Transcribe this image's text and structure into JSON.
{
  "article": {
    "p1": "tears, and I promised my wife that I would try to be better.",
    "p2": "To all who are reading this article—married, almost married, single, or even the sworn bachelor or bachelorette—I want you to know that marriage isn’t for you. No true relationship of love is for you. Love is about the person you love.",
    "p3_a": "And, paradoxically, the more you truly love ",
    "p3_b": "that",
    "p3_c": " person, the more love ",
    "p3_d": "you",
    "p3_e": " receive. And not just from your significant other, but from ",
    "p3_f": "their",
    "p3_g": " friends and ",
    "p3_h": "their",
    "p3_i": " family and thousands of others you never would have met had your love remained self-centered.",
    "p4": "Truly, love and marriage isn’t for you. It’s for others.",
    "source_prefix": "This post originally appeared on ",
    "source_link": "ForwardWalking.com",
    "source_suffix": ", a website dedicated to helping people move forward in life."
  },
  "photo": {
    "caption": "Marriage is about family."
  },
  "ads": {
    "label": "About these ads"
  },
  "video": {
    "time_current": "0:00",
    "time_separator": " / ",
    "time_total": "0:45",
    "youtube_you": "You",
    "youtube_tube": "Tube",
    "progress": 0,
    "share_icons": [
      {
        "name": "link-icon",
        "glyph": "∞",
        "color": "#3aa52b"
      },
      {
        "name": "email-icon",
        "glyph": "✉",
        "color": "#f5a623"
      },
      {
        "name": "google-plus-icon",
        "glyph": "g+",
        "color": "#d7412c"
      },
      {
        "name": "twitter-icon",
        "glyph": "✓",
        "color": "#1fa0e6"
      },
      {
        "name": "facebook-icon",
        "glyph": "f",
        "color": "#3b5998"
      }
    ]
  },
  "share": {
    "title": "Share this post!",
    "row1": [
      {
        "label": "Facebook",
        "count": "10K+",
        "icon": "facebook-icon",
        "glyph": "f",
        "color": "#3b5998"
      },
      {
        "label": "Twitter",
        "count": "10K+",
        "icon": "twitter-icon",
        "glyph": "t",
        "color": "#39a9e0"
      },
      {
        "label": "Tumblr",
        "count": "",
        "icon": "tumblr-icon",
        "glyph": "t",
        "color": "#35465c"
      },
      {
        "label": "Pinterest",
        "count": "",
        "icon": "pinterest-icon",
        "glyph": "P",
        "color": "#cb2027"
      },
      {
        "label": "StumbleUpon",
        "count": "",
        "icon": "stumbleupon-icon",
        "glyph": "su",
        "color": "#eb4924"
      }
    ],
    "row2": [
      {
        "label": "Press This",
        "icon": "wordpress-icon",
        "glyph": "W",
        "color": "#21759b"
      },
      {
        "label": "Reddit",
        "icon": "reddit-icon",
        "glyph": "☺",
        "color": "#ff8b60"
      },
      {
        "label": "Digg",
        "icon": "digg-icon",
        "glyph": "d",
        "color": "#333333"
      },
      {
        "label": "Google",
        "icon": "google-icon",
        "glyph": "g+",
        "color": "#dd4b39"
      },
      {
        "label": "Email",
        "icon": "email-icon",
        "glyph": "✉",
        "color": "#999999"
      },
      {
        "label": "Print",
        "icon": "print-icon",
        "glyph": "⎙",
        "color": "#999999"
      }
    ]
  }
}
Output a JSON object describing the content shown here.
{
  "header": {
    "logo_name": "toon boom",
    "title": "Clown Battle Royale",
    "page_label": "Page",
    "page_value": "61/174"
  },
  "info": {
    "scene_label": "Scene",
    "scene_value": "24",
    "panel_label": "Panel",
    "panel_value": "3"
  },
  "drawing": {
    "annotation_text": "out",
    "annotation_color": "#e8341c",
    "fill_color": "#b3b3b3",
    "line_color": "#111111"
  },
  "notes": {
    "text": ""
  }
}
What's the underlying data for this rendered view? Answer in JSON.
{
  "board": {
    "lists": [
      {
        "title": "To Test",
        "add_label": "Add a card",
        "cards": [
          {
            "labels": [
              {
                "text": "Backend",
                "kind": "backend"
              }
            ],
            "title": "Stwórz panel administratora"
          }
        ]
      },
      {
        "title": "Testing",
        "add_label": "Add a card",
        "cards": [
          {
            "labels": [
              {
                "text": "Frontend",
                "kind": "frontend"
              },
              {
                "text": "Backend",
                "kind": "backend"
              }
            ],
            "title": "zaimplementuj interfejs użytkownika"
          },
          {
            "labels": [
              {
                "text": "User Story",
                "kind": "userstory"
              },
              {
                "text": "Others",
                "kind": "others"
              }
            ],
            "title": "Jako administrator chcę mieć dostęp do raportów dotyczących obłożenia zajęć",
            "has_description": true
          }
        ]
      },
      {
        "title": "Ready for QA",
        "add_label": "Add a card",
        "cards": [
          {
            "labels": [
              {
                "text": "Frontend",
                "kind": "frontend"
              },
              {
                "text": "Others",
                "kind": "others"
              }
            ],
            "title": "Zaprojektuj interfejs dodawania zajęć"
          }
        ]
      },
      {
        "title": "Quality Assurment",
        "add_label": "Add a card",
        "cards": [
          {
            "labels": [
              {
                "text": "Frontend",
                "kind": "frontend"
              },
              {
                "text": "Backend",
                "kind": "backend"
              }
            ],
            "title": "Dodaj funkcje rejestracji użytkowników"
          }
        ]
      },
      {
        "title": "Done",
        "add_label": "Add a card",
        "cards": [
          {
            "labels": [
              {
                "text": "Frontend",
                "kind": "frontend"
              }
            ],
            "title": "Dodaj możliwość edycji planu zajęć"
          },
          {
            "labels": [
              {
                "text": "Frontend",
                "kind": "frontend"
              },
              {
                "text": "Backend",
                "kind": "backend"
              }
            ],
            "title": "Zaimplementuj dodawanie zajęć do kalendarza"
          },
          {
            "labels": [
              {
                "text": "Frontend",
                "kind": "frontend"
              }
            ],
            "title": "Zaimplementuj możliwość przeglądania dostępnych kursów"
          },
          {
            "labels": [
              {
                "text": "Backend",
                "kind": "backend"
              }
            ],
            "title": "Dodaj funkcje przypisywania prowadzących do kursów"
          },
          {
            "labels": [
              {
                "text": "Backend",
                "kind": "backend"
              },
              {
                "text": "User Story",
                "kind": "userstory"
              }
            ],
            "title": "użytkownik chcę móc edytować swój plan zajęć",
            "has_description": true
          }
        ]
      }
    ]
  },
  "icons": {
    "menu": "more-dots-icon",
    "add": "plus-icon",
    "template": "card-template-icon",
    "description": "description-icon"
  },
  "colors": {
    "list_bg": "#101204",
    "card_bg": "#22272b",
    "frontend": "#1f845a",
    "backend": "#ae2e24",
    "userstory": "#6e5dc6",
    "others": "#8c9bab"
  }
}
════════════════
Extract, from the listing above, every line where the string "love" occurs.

* _WRITTEN RESPONSE_:
    "p2": "To all who are reading this article—married, almost married, single, or even the sworn bachelor or bachelorette—I want you to know that marriage isn’t for you. No true relationship of love is for you. Love is about the person you love.",
    "p3_a": "And, paradoxically, the more you truly love ",
    "p3_c": " person, the more love ",
    "p3_i": " family and thousands of others you never would have met had your love remained self-centered.",
    "p4": "Truly, love and marriage isn’t for you. It’s for others.",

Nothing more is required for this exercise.